Part 1 of our mini-series on the Craft of Writing
Your Child’s Writing Life: How to Inspire Confidence, Creativity, and Skill at Every Age
By Pam Allyn
Avery Trade; 2011
Reviewed by Katherine J. Barrett
As a writer, I love to share my enthusiasm for literature and the written word. As a mother-writer, I’d like to pass that enthusiasm onto my children, see them read with passion and write with creative abandon. But kids don’t always gravitate toward their parents’ interests — often they bolt in the opposite direction. And at school, creative writing tends to be sidelined as teachers focus on more basic skills and standardized test scores.
Pam Allyn believes failure to teach creative writing to children and teens a grave mistake. The first chapter of her new book, Your Child’s Writing Life: How to Inspire Confidence, Creativity, and Skill at Every Age, however, will likely have parents scrambling for notebooks and thrusting pens into their youngsters hands. “Writing is key for academic achievement and prosperity in life,” Allyn says, “because capable writers are able to think and learn more easily, more effectively and with great confidence and success.”
Allyn boasts a wealth of experience and research to back up her stance. She founded LitWorld and LitLife, international and US literacy organizations, has taught children around the world, and raised two daughters of her own. Allyn has also authored several books on how to encourage kids to read (including What to Read When and Best Books for Boys). But she bills Your Child’s Writing Life as the first of it’s kind: a book focused solely on creative writing from birth through the teenage years.
While Allyn is adamant that writing skills improve grades and prospects in life, she also maintains that writing must stem from joy. “As parents,” she says, “our biggest job is to teach our children to fall in love with the things that will transform them….” We cannot “teach” someone to fall in love, but we can plant a tiny seedling with as much care as possible and hope it roots. The remainder of Allyn’s book suggests ways to do so.
A child’s writing life, according to Allyn, may be unlocked and nurtured with five keys: word power, reading life, identity (or voice), time, and environment. Summarized by the handy acronym, WRITE, these keys give children the confidence to put pencil to paper. Allyn’s subsequent chapter, a stage-by-stage guide to kids’ literary development, provides parents additional tools to keep kids writing.
In the second half of her book, Allyn lists twenty “grand mentors,” authors who bring, as she says, “powerful stories and glorious language” to children.
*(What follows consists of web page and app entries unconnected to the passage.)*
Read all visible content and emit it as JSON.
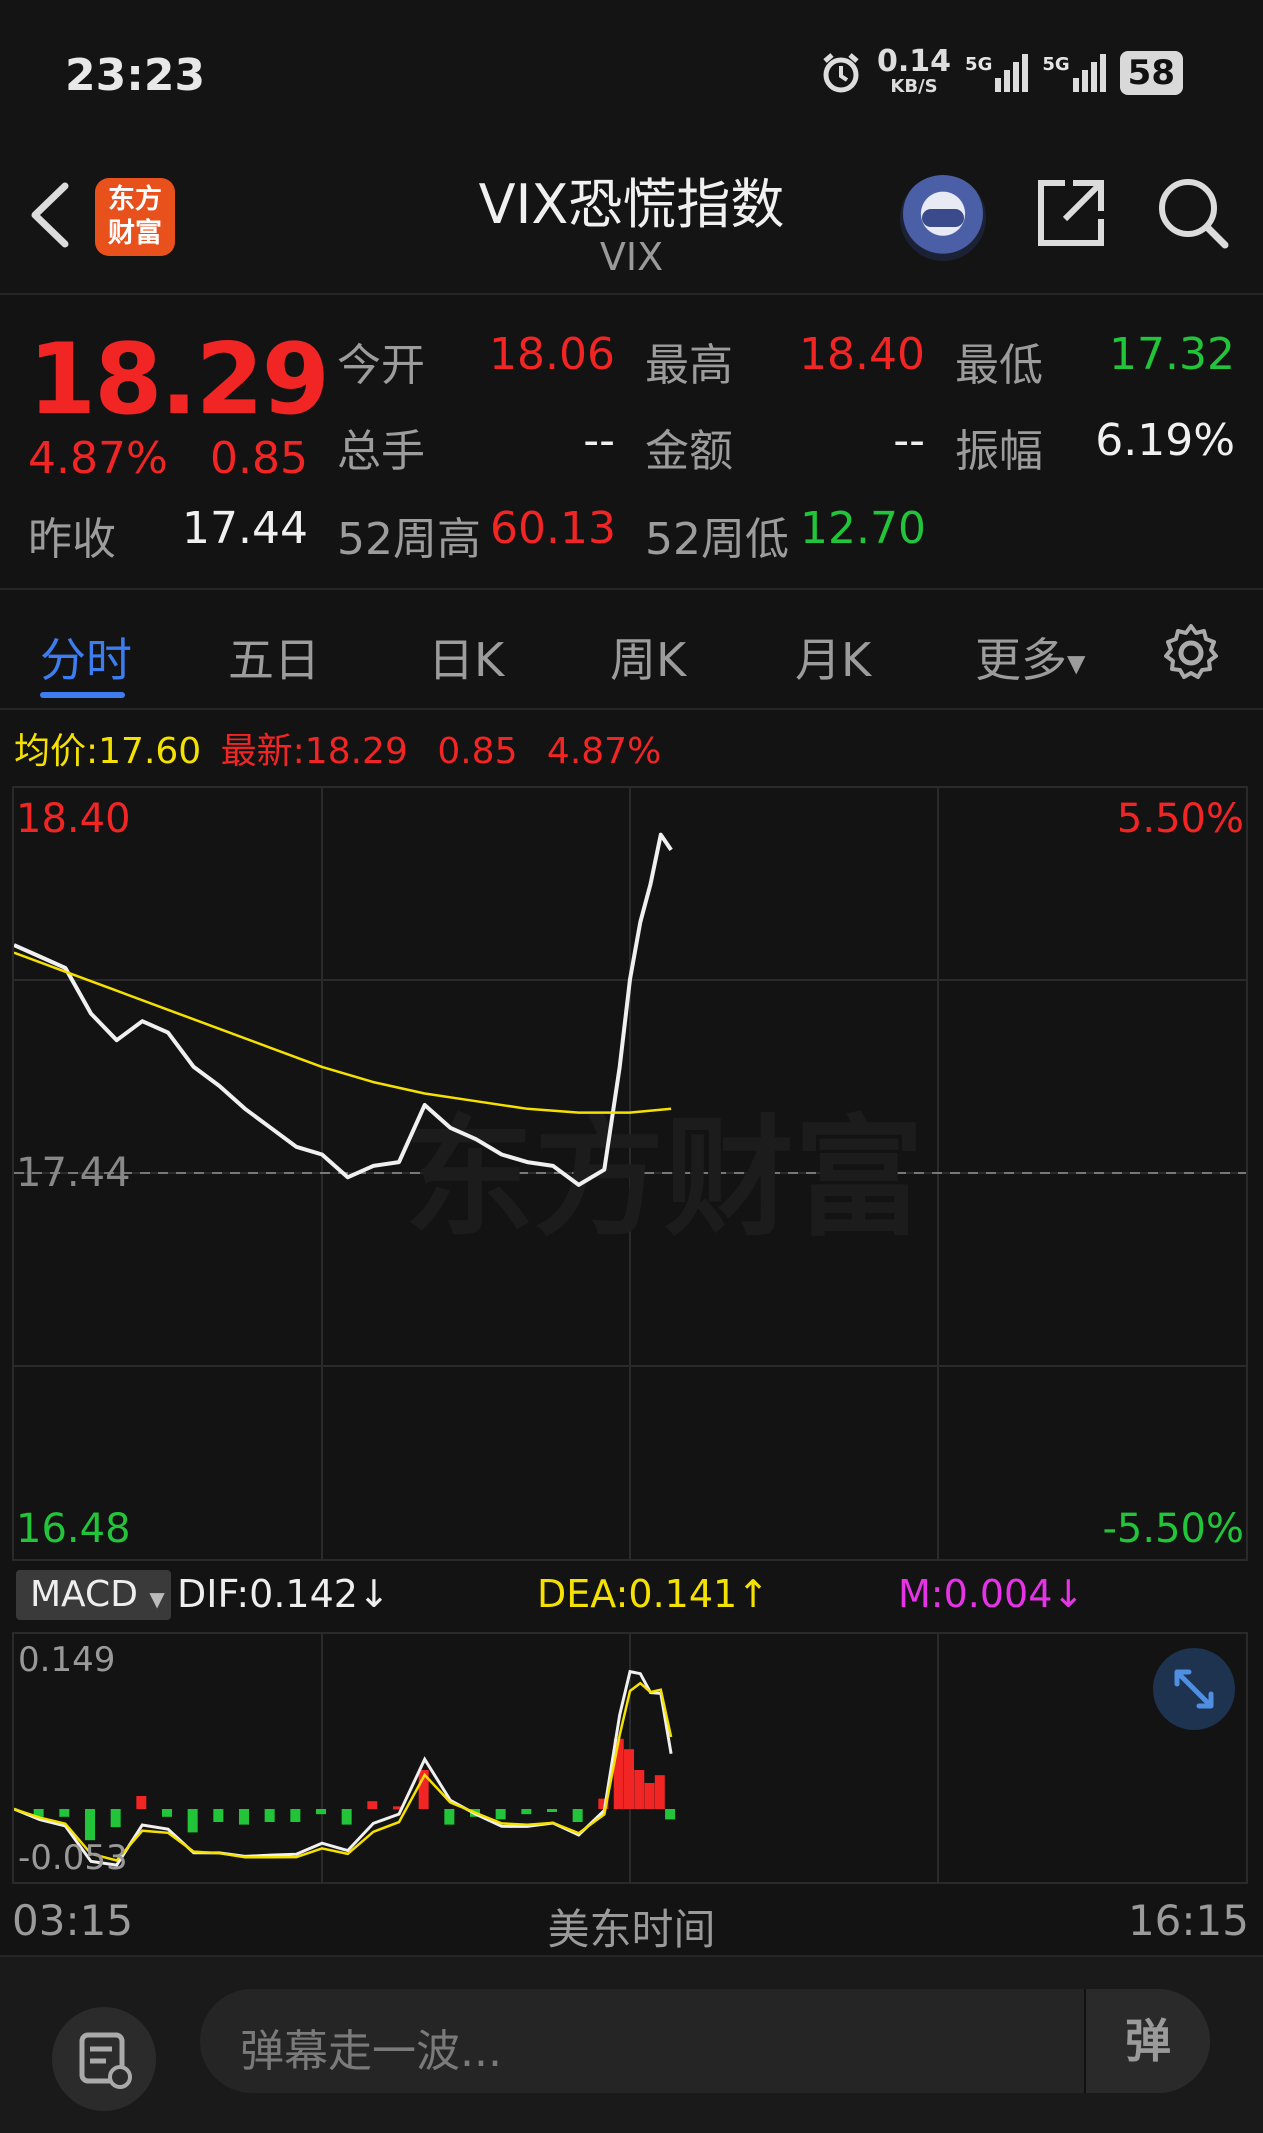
{
  "status_bar": {
    "time": "23:23",
    "net_speed": "0.14",
    "net_unit": "KB/S",
    "signal1": "5G",
    "signal2": "5G",
    "battery": "58",
    "icons": [
      "alarm-icon",
      "signal-icon",
      "battery-icon"
    ]
  },
  "header": {
    "logo_line1": "东方",
    "logo_line2": "财富",
    "title": "VIX恐慌指数",
    "subtitle": "VIX"
  },
  "quote": {
    "price": "18.29",
    "change_pct": "4.87%",
    "change": "0.85",
    "open_label": "今开",
    "open": "18.06",
    "high_label": "最高",
    "high": "18.40",
    "low_label": "最低",
    "low": "17.32",
    "volume_label": "总手",
    "volume": "--",
    "amount_label": "金额",
    "amount": "--",
    "amplitude_label": "振幅",
    "amplitude": "6.19%",
    "prev_close_label": "昨收",
    "prev_close": "17.44",
    "high52_label": "52周高",
    "high52": "60.13",
    "low52_label": "52周低",
    "low52": "12.70"
  },
  "tabs": [
    {
      "label": "分时"
    },
    {
      "label": "五日"
    },
    {
      "label": "日K"
    },
    {
      "label": "周K"
    },
    {
      "label": "月K"
    },
    {
      "label": "更多"
    }
  ],
  "info_line": {
    "avg_label": "均价:",
    "avg": "17.60",
    "latest_label": "最新:",
    "latest": "18.29",
    "change": "0.85",
    "pct": "4.87%"
  },
  "chart_axis": {
    "top_price": "18.40",
    "mid_price": "17.44",
    "bottom_price": "16.48",
    "top_pct": "5.50%",
    "bottom_pct": "-5.50%"
  },
  "macd": {
    "button": "MACD",
    "dif": "DIF:0.142↓",
    "dea": "DEA:0.141↑",
    "m": "M:0.004↓",
    "top": "0.149",
    "bottom": "-0.053"
  },
  "time_axis": {
    "start": "03:15",
    "mid": "美东时间",
    "end": "16:15"
  },
  "footer": {
    "placeholder": "弹幕走一波...",
    "send": "弹"
  },
  "colors": {
    "up": "#f22525",
    "down": "#22c43a",
    "avg_line": "#f5e100",
    "accent": "#3d7df0"
  },
  "chart_data": {
    "type": "line",
    "xlabel": "美东时间",
    "ylim": [
      16.48,
      18.4
    ],
    "prev_close": 17.44,
    "series": [
      {
        "name": "最新",
        "x": [
          0,
          5,
          10,
          15,
          20,
          25,
          30,
          35,
          40,
          45,
          50,
          55,
          60,
          65,
          70,
          75,
          80,
          85,
          90,
          95,
          100,
          105,
          110,
          115,
          118,
          120,
          122,
          124,
          126,
          128
        ],
        "values": [
          18.04,
          18.01,
          17.98,
          17.86,
          17.79,
          17.84,
          17.81,
          17.72,
          17.67,
          17.61,
          17.56,
          17.51,
          17.49,
          17.43,
          17.46,
          17.47,
          17.62,
          17.56,
          17.53,
          17.49,
          17.47,
          17.46,
          17.41,
          17.45,
          17.72,
          17.95,
          18.1,
          18.2,
          18.33,
          18.29
        ]
      },
      {
        "name": "均价",
        "x": [
          0,
          10,
          20,
          30,
          40,
          50,
          60,
          70,
          80,
          90,
          100,
          110,
          120,
          128
        ],
        "values": [
          18.02,
          17.97,
          17.92,
          17.87,
          17.82,
          17.77,
          17.72,
          17.68,
          17.65,
          17.63,
          17.61,
          17.6,
          17.6,
          17.61
        ]
      }
    ]
  }
}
Many of these books and writers will be familiar and well-loved: Ezra Jack Keats’ The Snowy Day for younger kids; Jeff Kinney’s Diary of a Wimpy Kid for more confident readers, for example. Each entry suggests ways the book might help kids appreciate and emulate fine writing.
I found Allyn’s penultimate chapter the most useful and original in her book. All creative writers — kids, teens, and adults — get stuck. We all wonder, at times, where to begin, how to express deep emotions like loneliness, how to give advice, or how to admit that we’re lost. Allyn offers over fifty pages of prompts that turn these hurdles into creative starting blocks. Very young writers might use the sidewalk as a page, for example, and pull passers-by into their story. Kids aged 7-12 could attempt a graphic novel, build a story from a restaurant menu, or invent a new land based on maps and atlases. Teens may prefer to use social media — blogs, facebook, or emails — as writing prompts.
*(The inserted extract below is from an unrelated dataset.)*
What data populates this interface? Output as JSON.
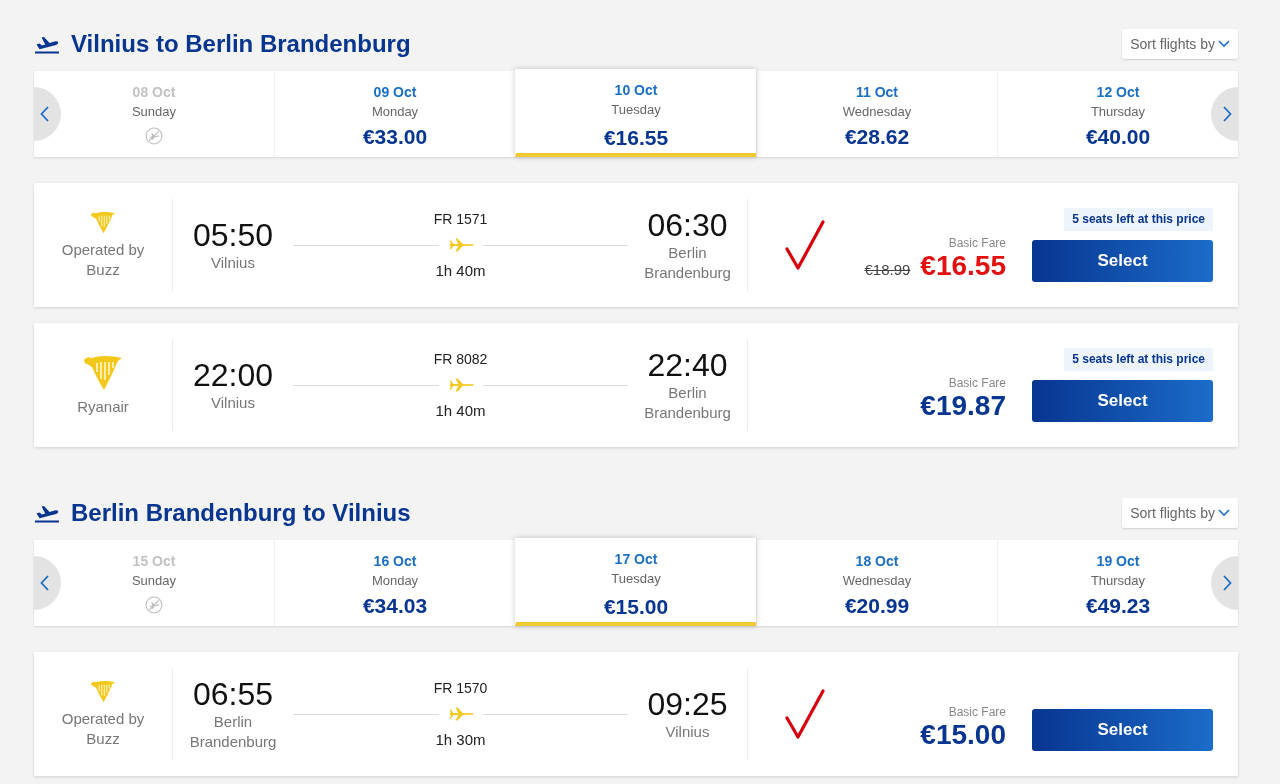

My sons would like these prompts. I’d like to try them myself. Even better, I’d like to try them with my sons. Allyn agrees. In her closing pages, she says, “Here’s my wish for you, and for your child: that writing keeps you close to each other. That writing gives your child a voice. That writing inspires you as a family.” Sure, creative writing may boost grades or help get jobs, but those promises won’t likely spur young kids to sit down and compose. Like the well-worn writing adage, we need to show not tell. We need to share the magic of writing by sitting down to read, write, and create — together.